Additionally, the Maroons can reshape geography to ensure a player was born inside state lines. So much so, the current protests in Hong Kong over extradition laws are actually against attempts by Queensland to fill a shortage in the front-row.
As for the Blues, they are dogged by a constant selection headache which sees them restricted to picking New South Welshmen.
This was evident following the game one debacle, with Fittler frenetically overhauling the halves after conceding James Maloney and the retired Braith Anasta were the last options standing, incensing Rabbitohs fans who claimed he overlooked the obvious option, John Sutton.
While NSW’s build-up has been routinely chaotic, it is business as usual in Camp Maroon, with their entire preparation in the grip of hypochondria usually saved for compo frauds sprung on tabloid television.
For those unaware, Queensland Origin camp has been rated by Smart Traveller as more unsafe than Damascus, South Sudan or the concourse of an AFL match, with the gathering constantly returning dangerously-high readings of a victims complex.
Regardless of circumstances, the team is regularly selecting members racing the clock to be fit due to strains or contagion.

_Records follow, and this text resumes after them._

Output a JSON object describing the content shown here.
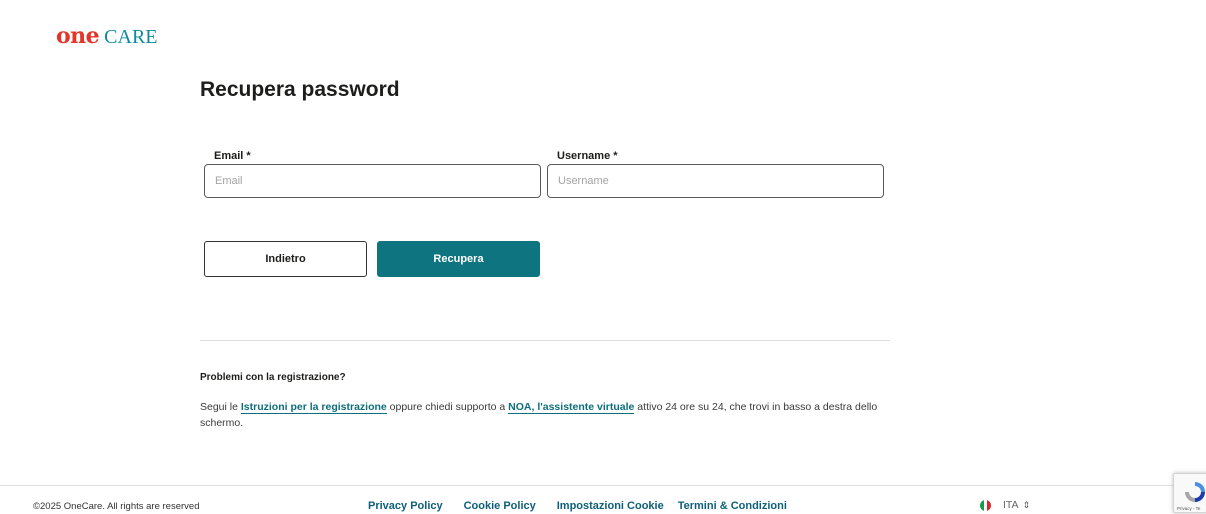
{
  "logo": {
    "part1": "one",
    "part2": "CARE"
  },
  "page": {
    "title": "Recupera password"
  },
  "form": {
    "email_label": "Email *",
    "email_placeholder": "Email",
    "email_value": "",
    "username_label": "Username *",
    "username_placeholder": "Username",
    "username_value": ""
  },
  "actions": {
    "back_label": "Indietro",
    "recover_label": "Recupera"
  },
  "colors": {
    "brand_red": "#e4352a",
    "brand_teal": "#0e8aa0",
    "primary_button": "#0d7480"
  },
  "help": {
    "title": "Problemi con la registrazione?",
    "text_1": "Segui le ",
    "link_1": "Istruzioni per la registrazione",
    "text_2": " oppure chiedi supporto a ",
    "link_2": "NOA, l'assistente virtuale",
    "text_3": " attivo 24 ore su 24, che trovi in basso a destra dello schermo."
  },
  "footer": {
    "copyright": "©2025 OneCare. All rights are reserved",
    "links": [
      "Privacy Policy",
      "Cookie Policy",
      "Impostazioni Cookie",
      "Termini & Condizioni"
    ],
    "language": {
      "flag_icon": "italy-flag-icon",
      "code": "ITA",
      "caret_icon": "updown-caret-icon"
    }
  },
  "recaptcha": {
    "icon": "recaptcha-icon",
    "text": "Privacy - Te"
  }
}
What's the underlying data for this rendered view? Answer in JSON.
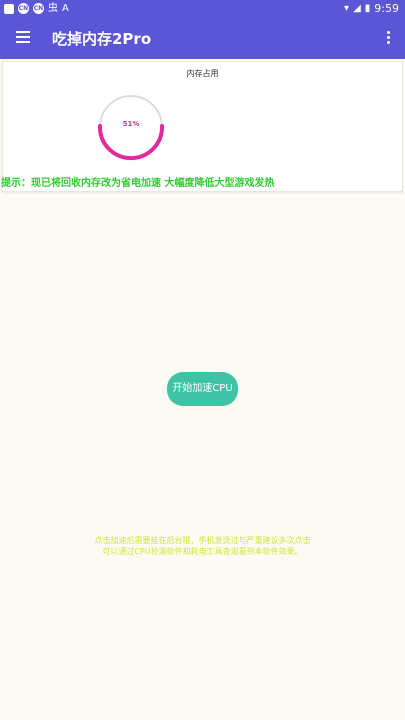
{
  "status_bar": {
    "left_icons": [
      "square-icon",
      "cn-icon",
      "cn-icon",
      "bug-icon",
      "a-icon"
    ],
    "badges": [
      "CN",
      "CN"
    ],
    "bug_glyph": "虫",
    "a_glyph": "A",
    "wifi_glyph": "▾",
    "signal_glyph": "◢",
    "battery_glyph": "▮",
    "time": "9:59"
  },
  "app_bar": {
    "title": "吃掉内存2Pro",
    "color": "#5a56d6"
  },
  "memory_card": {
    "title": "内存占用",
    "usage_percent": 51,
    "usage_label": "51%",
    "gauge_color": "#e02a9e",
    "track_color": "#dcdcdc",
    "tip": "提示：现已将回收内存改为省电加速 大幅度降低大型游戏发热"
  },
  "start_button": {
    "label": "开始加速CPU",
    "color": "#3fc3a4"
  },
  "note": {
    "line1": "点击加速后需要挂在后台哦，手机发烫过与严重建议多次点击",
    "line2": "可以通过CPU检测软件和耗电工具查观看到本软件效果。"
  }
}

Some say the entire state should be quarantined and cut adrift in the Pacific, but y’know, ratings.
The Blues will predictably label their preparations as business-as-usual on match eve, provided they can niftily wedge in a drinking scandal beforehand.
Concerns have been raised by the NRL over the quality of the Optus Stadium conditions, with administrators claiming it doesn’t meet heartland standards by being a pile of rubble under a perpetual agenda-driven debate.
In fact, the game may be cancelled if the stadium cannot appear in 17 consecutive Peter Fitzsimons columns by Sunday.
While a match of football will be held as per contractual obligations, most curious Perth residents will be attending the match solely on the promise of unfettered criminal disorder.
State of Origin used to known as a vehicle for the horrific rugby league pastime of violence, with pathological grubs flooding the stage to showcase new acts of depravity and groin-twisting origami in a bid to win over casual fans. Tragically, this is no longer.
Unfortunately, Origin’s tough-guy image was corrupted by a back-pedalling Ben Creagh in 2009, before being put out of its misery in 2013 by a rain of blows from Paul Gallen to the acreage on Nate Myles’ forehead.
So unless you’re attending a bonding session, Perth should brace for an underwhelming level of indecency. The most distasteful acts witnessed will probably be ‘handbags’- commonly referred to in AFL as a pinching melee- or worse, Paul Vautin after a Queensland triumph.